Dharma Talk

What is that which is “Originally Bright and Clear?

Pages Information

Writer admin Date29 Nov 2005 Read8,011 Comment0


Master Baekun ascended into the Dharma Hall and spoke:  

“Our original and true nature exists on its own accord. It came into being before the Sky or Earth, continuing up until this very day. Piercing the ten directions of the universe, that which is originally bright and clear has no inside or outside, always pure and eternally quiet, its marvelous function as unfathomable as the number of grains of sand in the world.
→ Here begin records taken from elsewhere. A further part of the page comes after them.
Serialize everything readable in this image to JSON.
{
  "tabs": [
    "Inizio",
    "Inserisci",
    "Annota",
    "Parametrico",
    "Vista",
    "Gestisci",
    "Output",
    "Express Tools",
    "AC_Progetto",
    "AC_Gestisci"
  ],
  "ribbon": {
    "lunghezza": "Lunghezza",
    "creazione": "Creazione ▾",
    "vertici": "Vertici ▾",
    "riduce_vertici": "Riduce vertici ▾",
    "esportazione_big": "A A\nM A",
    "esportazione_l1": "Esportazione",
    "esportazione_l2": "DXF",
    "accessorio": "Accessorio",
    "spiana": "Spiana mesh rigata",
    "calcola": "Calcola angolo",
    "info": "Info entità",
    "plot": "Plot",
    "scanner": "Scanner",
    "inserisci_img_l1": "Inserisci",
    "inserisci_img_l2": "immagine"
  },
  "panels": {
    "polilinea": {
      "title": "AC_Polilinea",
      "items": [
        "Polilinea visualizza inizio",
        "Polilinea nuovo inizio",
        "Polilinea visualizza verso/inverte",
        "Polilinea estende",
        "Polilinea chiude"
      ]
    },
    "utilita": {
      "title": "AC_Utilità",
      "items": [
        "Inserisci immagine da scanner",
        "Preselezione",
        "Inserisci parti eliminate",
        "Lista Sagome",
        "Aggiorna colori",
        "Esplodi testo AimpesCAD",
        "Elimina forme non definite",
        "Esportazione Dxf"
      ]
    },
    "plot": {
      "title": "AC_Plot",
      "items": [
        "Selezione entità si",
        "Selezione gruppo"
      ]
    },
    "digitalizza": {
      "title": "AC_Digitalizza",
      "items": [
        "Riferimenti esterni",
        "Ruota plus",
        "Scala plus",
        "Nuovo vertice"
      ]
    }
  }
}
This is sometimes called ’the treasury of the eye of the true dharma’ and ’the subtle mind of nirvana’, or the ’primordial luminosity’ or ’one’s original true face.’ This is the enlightenment realized by every Buddha and the original foundation of all sentient beings. Even though we cannot escape this original foundation for even a single moment, sentient beings pass through it each and every day without ever even realizing its presence. It is something that cannot be known through consciousness, nor can it be known through intelligence.
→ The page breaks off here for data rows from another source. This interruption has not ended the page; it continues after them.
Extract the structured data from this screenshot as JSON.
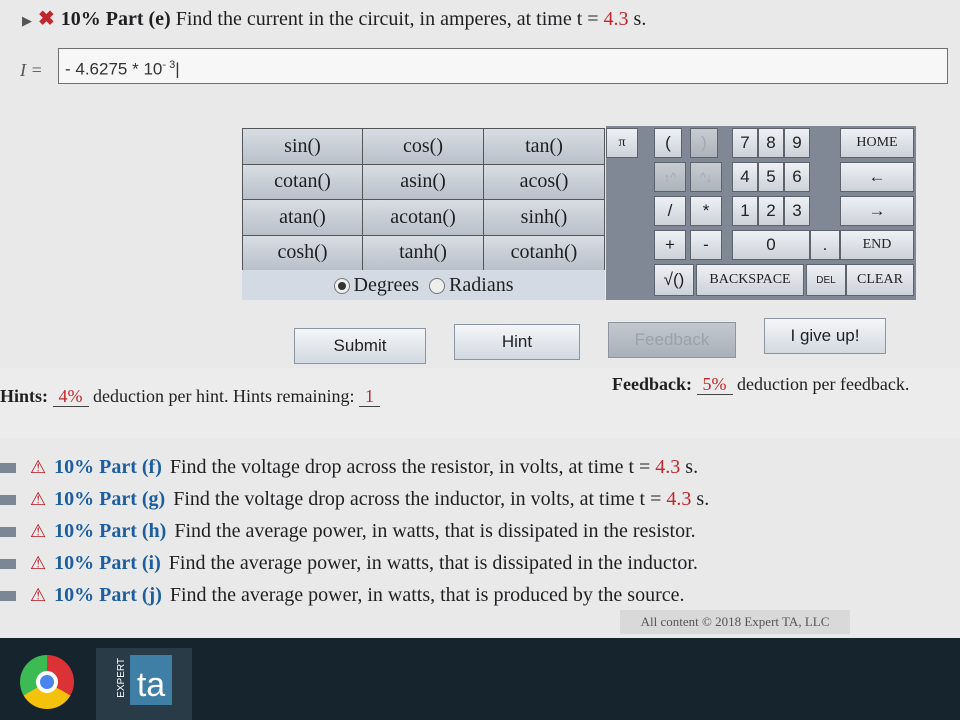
{
  "header": {
    "pct": "10% Part (e)",
    "prefix": "Find the current in the circuit, in amperes, at time t =",
    "time": "4.3",
    "unit": "s."
  },
  "answer": {
    "label": "I =",
    "mantissa": "- 4.6275 * 10",
    "exponent": "- 3"
  },
  "functions": [
    "sin()",
    "cos()",
    "tan()",
    "cotan()",
    "asin()",
    "acos()",
    "atan()",
    "acotan()",
    "sinh()",
    "cosh()",
    "tanh()",
    "cotanh()"
  ],
  "angle_mode": {
    "degrees": "Degrees",
    "radians": "Radians",
    "selected": "Degrees"
  },
  "keypad": {
    "pi": "π",
    "lparen": "(",
    "rparen": ")",
    "k7": "7",
    "k8": "8",
    "k9": "9",
    "home": "HOME",
    "up": "↑^",
    "down": "^↓",
    "k4": "4",
    "k5": "5",
    "k6": "6",
    "left": "←",
    "divide": "/",
    "multiply": "*",
    "k1": "1",
    "k2": "2",
    "k3": "3",
    "right": "→",
    "plus": "+",
    "minus": "-",
    "k0": "0",
    "dot": ".",
    "end": "END",
    "sqrt": "√()",
    "backspace": "BACKSPACE",
    "del": "DEL",
    "clear": "CLEAR"
  },
  "buttons": {
    "submit": "Submit",
    "hint": "Hint",
    "feedback": "Feedback",
    "give_up": "I give up!"
  },
  "hints": {
    "label": "Hints:",
    "deduction": "4%",
    "suffix": "deduction per hint. Hints remaining:",
    "remaining": "1"
  },
  "feedback": {
    "label": "Feedback:",
    "deduction": "5%",
    "suffix": "deduction per feedback."
  },
  "parts": [
    {
      "pct": "10% Part (f)",
      "text": "Find the voltage drop across the resistor, in volts, at time t =",
      "time": "4.3",
      "unit": "s."
    },
    {
      "pct": "10% Part (g)",
      "text": "Find the voltage drop across the inductor, in volts, at time t =",
      "time": "4.3",
      "unit": "s."
    },
    {
      "pct": "10% Part (h)",
      "text": "Find the average power, in watts, that is dissipated in the resistor.",
      "time": "",
      "unit": ""
    },
    {
      "pct": "10% Part (i)",
      "text": "Find the average power, in watts, that is dissipated in the inductor.",
      "time": "",
      "unit": ""
    },
    {
      "pct": "10% Part (j)",
      "text": "Find the average power, in watts, that is produced by the source.",
      "time": "",
      "unit": ""
    }
  ],
  "footer": "All content © 2018 Expert TA, LLC",
  "taskbar": {
    "app_letters": "ta",
    "app_side": "EXPERT"
  },
  "colors": {
    "accent_red": "#c0272d",
    "part_blue": "#1c5ea0"
  }
}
Whether it be heavenly beings, humans, or the other countless living things on this earth, whether Shakyamuni Buddha or the Seon Patriarchs, each and every one of us receives the energy of this original and true primordial nature. Yet even though we sentient beings have inherited this energy, we unfairly feel the suffering of samsara. However, the Buddha’s awakened nature had never been darkened and was from the beginning originally enlightened. Therefore, though the unenlightened and the sage may differ, this indescribable nature is common to both.
Consequently, beginning some time in the unfathomable past, Shakyamuni Buddha spread the limitless wish to save all sentient beings throughout the world. As such, he came to this world like a friend who shows unconditional mercy without our even asking, pouring out his great mind of compassion to us as if we were his only child. Coming to us for this purpose, through skillful means and parables chosen in accordance with the specific and diverse conditions marking the natures and dispositions of each sentient being, the Buddha spoke extensively about the core principles of truth, bringing enlightenment to sentient beings and freeing us from the suffering of birth and death.
The Buddha’s holy disciples gathered all of these teachings and compiled them in the Tripitaka (Buddhist scriptures). Then, only after one thousand years had passed after the Buddha’s entering into nirvana, these teachings finally arrived to Korea. However, the people here only rummaged through the Tripitaka, merely looking for certain lines or counting the characters, forming myriad opinions, unable to see the deeper meaning that laid outside the text. Therefore, they became caught within the web of language, falling into its traps; all the worse, they plugged up the origin of their mind and fell into a state of miserable foolishness, not much better than a dog chasing a clump dirt. This was truly a state of affairs that pained the mind.
The Patriarch Bodhidharma was so saddened that these true teachings were withering and misunderstood; and felt that, with the way things stood, the day when the beings of this land would finally reach enlightenment, so entangled as it was in the web of language, was so very far off in the distance. Thus, he set sail from India, spending three years at sea to come to the East.
Thus, using neither speech nor writing, Bodhidharma taught a teaching that was outside of the teachings. This meant directly showing us our own minds, such that each of us could see our own individual nature and thus attain enlightenment. Since what is meant by “the mind that is directly shown to us” is nothing other than our normal, regular mind, in this, there is no secret knowledge or reasoning.
If you can maintain this state of no thought, without making any artificial thoughts or efforts, that which is called our true and original nature unfolds on its own accord and thus there is nothing in which we can become entangled, nothing to which we can become attached.
With no place to reside, our attachments disappearing, the virtue therein is as magnificent as the sky and earth and that brightness, equal to the sun and moon. Receiving not even a smidgen of rebuke, you will be freely open to exist in concert with all of existence. However, should you come to separate the ’I that knows’ with the ’things that are known’ even so minutely as a fine speck dust, and if the distinct appearance of ‘you’ and ‘I’ is allowed to arise, you will become completely entrapped, not budging even an inch, totally blocked, your view unable to open unto eternity.

Comment List

No comments.

컨텐츠 상단으로 이동